▸ DIRECTIONS FOR THIS TASK: Report all lines of the records that contain "value".

▬▬▬▬▬▬

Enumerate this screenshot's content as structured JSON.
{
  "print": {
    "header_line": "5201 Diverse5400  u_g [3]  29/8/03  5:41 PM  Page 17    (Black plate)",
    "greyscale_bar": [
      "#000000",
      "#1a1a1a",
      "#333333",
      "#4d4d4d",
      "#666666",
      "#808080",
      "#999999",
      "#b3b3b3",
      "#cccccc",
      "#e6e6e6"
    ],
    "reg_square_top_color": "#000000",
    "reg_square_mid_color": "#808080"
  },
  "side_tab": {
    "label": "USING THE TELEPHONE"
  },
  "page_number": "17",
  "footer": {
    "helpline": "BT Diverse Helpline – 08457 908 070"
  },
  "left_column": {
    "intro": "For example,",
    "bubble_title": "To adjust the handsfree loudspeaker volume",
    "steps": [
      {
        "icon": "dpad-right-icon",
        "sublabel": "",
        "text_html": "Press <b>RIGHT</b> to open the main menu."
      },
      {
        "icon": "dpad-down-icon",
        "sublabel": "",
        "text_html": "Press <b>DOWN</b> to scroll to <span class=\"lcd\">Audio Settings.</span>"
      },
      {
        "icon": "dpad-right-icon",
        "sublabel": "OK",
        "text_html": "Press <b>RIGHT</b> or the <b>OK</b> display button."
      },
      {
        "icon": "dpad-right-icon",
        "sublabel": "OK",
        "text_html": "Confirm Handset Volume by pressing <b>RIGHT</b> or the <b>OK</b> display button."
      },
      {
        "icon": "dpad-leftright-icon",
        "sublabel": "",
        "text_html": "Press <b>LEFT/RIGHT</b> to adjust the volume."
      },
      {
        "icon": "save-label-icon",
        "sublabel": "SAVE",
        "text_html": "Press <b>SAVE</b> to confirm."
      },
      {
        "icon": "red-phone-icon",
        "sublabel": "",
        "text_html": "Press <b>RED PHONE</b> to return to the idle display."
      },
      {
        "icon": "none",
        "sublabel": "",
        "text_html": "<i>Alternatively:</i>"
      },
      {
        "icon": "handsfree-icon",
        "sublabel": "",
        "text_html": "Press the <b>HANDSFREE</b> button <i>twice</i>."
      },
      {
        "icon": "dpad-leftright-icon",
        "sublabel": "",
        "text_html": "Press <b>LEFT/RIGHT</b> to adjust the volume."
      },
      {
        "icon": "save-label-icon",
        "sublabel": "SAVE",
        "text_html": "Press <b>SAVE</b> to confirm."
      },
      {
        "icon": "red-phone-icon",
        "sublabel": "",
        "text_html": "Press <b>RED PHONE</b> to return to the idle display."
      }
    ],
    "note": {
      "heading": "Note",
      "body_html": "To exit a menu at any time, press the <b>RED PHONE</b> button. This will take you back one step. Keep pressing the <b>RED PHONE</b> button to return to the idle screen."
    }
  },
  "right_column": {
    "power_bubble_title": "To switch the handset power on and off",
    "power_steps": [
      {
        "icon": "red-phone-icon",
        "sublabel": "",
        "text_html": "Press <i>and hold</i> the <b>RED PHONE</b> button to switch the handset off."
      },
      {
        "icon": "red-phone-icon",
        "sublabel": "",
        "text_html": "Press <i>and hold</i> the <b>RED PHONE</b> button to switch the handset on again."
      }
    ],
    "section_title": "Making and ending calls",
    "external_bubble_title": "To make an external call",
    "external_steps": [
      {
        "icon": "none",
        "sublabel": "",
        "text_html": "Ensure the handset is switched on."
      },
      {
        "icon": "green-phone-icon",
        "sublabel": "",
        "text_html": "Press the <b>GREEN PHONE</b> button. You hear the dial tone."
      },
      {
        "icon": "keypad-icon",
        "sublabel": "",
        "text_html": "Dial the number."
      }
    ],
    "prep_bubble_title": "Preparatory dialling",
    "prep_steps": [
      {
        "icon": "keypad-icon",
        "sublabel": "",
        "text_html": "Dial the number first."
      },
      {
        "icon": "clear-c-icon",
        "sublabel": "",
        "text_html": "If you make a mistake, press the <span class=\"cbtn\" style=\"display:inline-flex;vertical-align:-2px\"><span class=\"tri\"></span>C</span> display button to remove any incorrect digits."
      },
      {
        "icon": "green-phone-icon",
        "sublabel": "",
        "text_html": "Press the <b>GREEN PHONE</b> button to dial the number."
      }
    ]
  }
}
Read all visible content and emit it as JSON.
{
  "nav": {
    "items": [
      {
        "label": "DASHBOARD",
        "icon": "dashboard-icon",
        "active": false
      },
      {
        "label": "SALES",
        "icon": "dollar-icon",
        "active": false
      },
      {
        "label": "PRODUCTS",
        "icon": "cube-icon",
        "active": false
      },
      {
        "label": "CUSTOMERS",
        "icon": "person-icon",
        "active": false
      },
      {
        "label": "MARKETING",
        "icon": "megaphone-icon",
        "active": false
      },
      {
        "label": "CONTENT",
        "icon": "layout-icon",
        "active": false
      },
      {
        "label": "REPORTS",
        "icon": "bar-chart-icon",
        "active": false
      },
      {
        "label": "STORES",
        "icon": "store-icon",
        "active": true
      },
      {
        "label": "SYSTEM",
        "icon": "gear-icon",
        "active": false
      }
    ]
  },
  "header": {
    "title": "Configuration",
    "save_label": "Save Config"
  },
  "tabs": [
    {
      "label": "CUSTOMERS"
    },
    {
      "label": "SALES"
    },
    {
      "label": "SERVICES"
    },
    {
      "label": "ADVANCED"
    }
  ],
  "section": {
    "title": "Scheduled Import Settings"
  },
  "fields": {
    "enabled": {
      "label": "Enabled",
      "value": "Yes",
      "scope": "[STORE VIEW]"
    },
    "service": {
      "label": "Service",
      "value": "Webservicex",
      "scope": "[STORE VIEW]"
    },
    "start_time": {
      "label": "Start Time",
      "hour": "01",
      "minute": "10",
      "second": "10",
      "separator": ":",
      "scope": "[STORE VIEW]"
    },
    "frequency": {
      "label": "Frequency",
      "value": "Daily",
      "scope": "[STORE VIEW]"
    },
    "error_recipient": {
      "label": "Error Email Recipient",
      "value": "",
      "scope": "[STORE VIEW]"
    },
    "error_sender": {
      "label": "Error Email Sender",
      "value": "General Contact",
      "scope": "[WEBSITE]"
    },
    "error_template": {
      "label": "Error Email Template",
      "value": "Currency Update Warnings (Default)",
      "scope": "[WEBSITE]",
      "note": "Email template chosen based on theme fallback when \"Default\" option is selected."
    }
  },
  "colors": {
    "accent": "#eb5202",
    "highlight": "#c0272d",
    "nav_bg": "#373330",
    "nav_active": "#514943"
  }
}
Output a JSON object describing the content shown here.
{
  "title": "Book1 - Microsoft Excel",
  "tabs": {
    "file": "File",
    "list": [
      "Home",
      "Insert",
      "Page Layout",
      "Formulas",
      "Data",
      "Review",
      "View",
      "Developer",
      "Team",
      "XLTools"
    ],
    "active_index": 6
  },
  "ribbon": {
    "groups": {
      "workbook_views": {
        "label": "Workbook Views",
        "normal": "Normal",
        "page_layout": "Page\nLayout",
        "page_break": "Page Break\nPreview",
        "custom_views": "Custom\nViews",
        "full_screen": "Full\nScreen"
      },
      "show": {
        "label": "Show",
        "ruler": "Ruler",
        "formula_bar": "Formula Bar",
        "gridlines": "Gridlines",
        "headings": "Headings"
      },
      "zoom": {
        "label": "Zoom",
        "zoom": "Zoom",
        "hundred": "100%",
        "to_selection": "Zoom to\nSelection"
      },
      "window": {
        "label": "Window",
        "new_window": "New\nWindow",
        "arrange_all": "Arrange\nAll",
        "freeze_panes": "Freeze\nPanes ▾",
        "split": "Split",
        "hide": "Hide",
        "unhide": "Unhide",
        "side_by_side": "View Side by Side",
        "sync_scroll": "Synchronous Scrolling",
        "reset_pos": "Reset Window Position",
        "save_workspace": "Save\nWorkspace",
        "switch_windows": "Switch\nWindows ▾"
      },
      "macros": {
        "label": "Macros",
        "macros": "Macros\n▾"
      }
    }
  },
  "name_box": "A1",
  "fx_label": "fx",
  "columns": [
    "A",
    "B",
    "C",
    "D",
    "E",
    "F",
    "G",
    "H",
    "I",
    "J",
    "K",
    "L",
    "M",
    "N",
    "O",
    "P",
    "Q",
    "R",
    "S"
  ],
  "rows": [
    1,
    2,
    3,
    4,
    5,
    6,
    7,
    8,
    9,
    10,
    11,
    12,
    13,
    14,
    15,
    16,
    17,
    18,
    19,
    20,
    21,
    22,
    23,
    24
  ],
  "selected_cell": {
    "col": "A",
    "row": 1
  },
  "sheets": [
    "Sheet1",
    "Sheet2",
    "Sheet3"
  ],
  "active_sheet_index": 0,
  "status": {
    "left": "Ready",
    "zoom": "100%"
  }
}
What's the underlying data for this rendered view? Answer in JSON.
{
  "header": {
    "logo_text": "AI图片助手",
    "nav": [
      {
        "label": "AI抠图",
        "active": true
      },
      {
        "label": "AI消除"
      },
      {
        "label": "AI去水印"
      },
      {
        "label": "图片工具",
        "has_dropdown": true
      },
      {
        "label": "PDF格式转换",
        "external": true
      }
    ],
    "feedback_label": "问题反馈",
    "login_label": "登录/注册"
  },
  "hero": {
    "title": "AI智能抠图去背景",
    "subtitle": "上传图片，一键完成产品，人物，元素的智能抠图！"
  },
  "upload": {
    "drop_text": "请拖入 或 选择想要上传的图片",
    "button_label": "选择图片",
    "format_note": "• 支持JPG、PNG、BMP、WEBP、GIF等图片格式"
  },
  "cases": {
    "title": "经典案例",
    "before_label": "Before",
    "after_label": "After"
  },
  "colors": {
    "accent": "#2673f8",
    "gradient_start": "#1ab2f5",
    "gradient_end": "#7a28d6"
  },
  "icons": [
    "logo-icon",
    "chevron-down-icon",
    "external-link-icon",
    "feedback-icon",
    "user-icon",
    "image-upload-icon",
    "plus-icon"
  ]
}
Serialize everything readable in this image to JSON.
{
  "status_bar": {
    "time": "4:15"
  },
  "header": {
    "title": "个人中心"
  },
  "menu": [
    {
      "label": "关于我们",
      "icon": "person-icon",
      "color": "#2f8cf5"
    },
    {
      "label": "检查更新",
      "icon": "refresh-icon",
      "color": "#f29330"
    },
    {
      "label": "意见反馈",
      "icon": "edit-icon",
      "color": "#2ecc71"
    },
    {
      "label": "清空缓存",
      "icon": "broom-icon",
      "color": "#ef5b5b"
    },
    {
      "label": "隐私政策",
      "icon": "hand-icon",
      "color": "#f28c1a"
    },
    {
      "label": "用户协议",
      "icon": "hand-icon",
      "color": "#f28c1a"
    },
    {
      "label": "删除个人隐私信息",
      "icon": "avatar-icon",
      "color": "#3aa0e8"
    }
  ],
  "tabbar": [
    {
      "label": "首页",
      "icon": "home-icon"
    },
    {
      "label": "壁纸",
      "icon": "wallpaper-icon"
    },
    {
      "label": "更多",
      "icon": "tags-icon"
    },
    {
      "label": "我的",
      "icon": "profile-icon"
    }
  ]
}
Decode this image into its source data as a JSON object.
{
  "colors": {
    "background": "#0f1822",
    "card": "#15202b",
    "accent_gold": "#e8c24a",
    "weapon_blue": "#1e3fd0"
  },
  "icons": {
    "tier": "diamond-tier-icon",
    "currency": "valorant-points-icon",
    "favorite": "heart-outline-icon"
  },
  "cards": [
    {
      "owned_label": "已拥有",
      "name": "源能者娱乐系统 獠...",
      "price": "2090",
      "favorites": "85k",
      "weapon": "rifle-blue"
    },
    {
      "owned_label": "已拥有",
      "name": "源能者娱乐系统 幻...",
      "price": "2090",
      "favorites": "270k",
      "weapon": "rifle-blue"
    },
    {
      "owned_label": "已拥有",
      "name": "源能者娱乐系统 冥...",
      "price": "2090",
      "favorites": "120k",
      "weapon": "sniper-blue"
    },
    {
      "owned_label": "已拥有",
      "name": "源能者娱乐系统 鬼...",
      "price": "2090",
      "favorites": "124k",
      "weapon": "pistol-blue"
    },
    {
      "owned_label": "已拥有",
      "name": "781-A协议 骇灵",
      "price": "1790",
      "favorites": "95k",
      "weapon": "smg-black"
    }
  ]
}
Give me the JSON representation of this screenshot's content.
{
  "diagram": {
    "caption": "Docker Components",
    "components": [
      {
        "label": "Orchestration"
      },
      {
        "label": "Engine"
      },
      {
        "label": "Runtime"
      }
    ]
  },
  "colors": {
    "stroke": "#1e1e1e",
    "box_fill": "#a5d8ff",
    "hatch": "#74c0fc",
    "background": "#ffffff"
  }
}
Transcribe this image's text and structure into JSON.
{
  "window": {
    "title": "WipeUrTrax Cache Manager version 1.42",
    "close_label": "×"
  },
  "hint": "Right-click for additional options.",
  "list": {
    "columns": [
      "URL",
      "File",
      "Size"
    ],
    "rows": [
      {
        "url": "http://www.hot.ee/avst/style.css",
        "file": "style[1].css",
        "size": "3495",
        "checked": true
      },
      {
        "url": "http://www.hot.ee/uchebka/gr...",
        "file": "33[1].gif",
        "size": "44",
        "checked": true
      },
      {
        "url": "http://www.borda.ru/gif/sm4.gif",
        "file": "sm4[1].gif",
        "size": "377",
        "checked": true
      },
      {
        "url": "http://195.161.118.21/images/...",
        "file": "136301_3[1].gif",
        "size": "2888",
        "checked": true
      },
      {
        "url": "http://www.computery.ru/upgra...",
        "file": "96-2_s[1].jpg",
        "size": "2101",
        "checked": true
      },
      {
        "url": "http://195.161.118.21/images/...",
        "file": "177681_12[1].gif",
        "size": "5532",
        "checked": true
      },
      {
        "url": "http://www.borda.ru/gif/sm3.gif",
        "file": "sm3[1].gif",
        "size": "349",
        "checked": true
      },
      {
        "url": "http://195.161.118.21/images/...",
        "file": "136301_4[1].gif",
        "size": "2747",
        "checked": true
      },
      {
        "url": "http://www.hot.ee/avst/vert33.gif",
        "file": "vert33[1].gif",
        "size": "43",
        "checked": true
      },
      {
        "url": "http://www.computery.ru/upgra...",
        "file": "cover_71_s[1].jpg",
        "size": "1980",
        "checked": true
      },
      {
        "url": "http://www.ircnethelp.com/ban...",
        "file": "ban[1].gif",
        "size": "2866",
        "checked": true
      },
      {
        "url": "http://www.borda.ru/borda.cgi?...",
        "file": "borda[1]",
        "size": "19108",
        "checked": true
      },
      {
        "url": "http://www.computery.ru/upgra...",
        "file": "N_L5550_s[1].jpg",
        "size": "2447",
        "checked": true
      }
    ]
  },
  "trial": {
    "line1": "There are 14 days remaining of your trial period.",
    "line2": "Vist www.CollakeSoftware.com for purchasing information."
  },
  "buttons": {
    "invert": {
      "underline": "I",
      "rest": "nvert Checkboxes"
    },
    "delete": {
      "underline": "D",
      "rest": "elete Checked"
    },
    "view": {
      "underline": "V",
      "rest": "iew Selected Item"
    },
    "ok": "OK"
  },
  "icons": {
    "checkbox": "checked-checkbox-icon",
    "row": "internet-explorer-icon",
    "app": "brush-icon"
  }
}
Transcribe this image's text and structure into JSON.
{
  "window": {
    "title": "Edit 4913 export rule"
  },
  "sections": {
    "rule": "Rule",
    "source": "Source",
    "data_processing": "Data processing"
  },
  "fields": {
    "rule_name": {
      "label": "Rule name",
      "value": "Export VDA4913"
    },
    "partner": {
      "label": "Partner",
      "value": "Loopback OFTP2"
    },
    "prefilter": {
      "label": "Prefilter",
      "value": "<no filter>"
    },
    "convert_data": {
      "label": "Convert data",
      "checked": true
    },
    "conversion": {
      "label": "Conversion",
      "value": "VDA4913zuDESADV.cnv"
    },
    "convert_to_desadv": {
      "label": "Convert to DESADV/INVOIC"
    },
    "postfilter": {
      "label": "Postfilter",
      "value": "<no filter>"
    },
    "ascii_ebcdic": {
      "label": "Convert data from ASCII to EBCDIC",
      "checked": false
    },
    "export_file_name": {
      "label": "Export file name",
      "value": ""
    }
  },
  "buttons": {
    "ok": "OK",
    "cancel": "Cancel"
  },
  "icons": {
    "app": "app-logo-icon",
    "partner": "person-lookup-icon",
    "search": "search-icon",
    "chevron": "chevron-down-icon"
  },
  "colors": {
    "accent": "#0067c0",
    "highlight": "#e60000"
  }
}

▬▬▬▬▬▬

▸ ANSWER TO THE PROBLEM:
      "value": "Yes",
      "value": "Webservicex",
      "value": "Daily",
      "value": "",
      "value": "General Contact",
      "value": "Currency Update Warnings (Default)",
      "value": "Export VDA4913"
      "value": "Loopback OFTP2"
      "value": "<no filter>"
      "value": "VDA4913zuDESADV.cnv"
      "value": "<no filter>"
      "value": ""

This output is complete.